> **PROBLEM TO SOLVE**: Set down the entries below exactly as written.

-=-=-

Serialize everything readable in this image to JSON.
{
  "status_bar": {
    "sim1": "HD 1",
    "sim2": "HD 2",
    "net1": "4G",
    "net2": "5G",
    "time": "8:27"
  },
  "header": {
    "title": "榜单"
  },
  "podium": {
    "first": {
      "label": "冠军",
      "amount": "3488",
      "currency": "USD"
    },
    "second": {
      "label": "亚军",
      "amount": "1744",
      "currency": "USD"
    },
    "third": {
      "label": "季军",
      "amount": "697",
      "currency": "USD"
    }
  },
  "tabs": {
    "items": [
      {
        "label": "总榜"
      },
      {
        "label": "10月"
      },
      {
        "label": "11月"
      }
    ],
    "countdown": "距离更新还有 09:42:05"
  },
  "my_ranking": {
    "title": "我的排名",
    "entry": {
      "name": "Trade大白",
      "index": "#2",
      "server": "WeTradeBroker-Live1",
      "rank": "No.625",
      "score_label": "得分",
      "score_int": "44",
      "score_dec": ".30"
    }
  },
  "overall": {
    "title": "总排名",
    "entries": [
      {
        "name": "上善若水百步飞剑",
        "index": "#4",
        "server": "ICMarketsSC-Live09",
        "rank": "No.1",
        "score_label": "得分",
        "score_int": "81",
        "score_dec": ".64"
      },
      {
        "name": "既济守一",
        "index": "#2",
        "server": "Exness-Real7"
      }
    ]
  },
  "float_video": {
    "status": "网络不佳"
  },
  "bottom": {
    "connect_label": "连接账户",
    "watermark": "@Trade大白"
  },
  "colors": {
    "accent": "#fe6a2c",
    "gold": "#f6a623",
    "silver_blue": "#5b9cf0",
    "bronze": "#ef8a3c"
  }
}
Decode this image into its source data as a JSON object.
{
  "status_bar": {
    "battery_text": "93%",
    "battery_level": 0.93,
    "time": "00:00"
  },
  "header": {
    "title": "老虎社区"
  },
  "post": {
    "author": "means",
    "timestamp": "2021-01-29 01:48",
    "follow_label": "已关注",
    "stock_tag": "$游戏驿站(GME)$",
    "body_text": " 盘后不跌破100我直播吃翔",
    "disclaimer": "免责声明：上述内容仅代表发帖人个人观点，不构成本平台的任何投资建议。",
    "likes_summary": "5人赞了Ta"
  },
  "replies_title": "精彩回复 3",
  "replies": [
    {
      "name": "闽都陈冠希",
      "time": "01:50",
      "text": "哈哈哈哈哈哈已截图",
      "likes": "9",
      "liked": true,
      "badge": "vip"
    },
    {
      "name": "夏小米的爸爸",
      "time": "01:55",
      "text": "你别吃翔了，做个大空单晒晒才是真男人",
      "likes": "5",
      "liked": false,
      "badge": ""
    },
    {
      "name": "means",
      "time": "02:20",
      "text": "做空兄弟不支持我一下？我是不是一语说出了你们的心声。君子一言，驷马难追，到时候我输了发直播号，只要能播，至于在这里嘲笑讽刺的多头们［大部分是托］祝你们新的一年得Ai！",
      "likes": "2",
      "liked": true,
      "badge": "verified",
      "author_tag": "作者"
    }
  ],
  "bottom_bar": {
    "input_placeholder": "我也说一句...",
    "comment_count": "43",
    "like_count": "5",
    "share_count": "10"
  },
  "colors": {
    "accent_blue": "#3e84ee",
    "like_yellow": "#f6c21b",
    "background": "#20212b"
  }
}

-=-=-

> **SOLUTION TO THIS TASK**:
Serialize everything readable in this image to JSON.
{
  "status_bar": {
    "sim1": "HD 1",
    "sim2": "HD 2",
    "net1": "4G",
    "net2": "5G",
    "time": "8:27"
  },
  "header": {
    "title": "榜单"
  },
  "podium": {
    "first": {
      "label": "冠军",
      "amount": "3488",
      "currency": "USD"
    },
    "second": {
      "label": "亚军",
      "amount": "1744",
      "currency": "USD"
    },
    "third": {
      "label": "季军",
      "amount": "697",
      "currency": "USD"
    }
  },
  "tabs": {
    "items": [
      {
        "label": "总榜"
      },
      {
        "label": "10月"
      },
      {
        "label": "11月"
      }
    ],
    "countdown": "距离更新还有 09:42:05"
  },
  "my_ranking": {
    "title": "我的排名",
    "entry": {
      "name": "Trade大白",
      "index": "#2",
      "server": "WeTradeBroker-Live1",
      "rank": "No.625",
      "score_label": "得分",
      "score_int": "44",
      "score_dec": ".30"
    }
  },
  "overall": {
    "title": "总排名",
    "entries": [
      {
        "name": "上善若水百步飞剑",
        "index": "#4",
        "server": "ICMarketsSC-Live09",
        "rank": "No.1",
        "score_label": "得分",
        "score_int": "81",
        "score_dec": ".64"
      },
      {
        "name": "既济守一",
        "index": "#2",
        "server": "Exness-Real7"
      }
    ]
  },
  "float_video": {
    "status": "网络不佳"
  },
  "bottom": {
    "connect_label": "连接账户",
    "watermark": "@Trade大白"
  },
  "colors": {
    "accent": "#fe6a2c",
    "gold": "#f6a623",
    "silver_blue": "#5b9cf0",
    "bronze": "#ef8a3c"
  }
}
Decode this image into its source data as a JSON object.
{
  "status_bar": {
    "battery_text": "93%",
    "battery_level": 0.93,
    "time": "00:00"
  },
  "header": {
    "title": "老虎社区"
  },
  "post": {
    "author": "means",
    "timestamp": "2021-01-29 01:48",
    "follow_label": "已关注",
    "stock_tag": "$游戏驿站(GME)$",
    "body_text": " 盘后不跌破100我直播吃翔",
    "disclaimer": "免责声明：上述内容仅代表发帖人个人观点，不构成本平台的任何投资建议。",
    "likes_summary": "5人赞了Ta"
  },
  "replies_title": "精彩回复 3",
  "replies": [
    {
      "name": "闽都陈冠希",
      "time": "01:50",
      "text": "哈哈哈哈哈哈已截图",
      "likes": "9",
      "liked": true,
      "badge": "vip"
    },
    {
      "name": "夏小米的爸爸",
      "time": "01:55",
      "text": "你别吃翔了，做个大空单晒晒才是真男人",
      "likes": "5",
      "liked": false,
      "badge": ""
    },
    {
      "name": "means",
      "time": "02:20",
      "text": "做空兄弟不支持我一下？我是不是一语说出了你们的心声。君子一言，驷马难追，到时候我输了发直播号，只要能播，至于在这里嘲笑讽刺的多头们［大部分是托］祝你们新的一年得Ai！",
      "likes": "2",
      "liked": true,
      "badge": "verified",
      "author_tag": "作者"
    }
  ],
  "bottom_bar": {
    "input_placeholder": "我也说一句...",
    "comment_count": "43",
    "like_count": "5",
    "share_count": "10"
  },
  "colors": {
    "accent_blue": "#3e84ee",
    "like_yellow": "#f6c21b",
    "background": "#20212b"
  }
}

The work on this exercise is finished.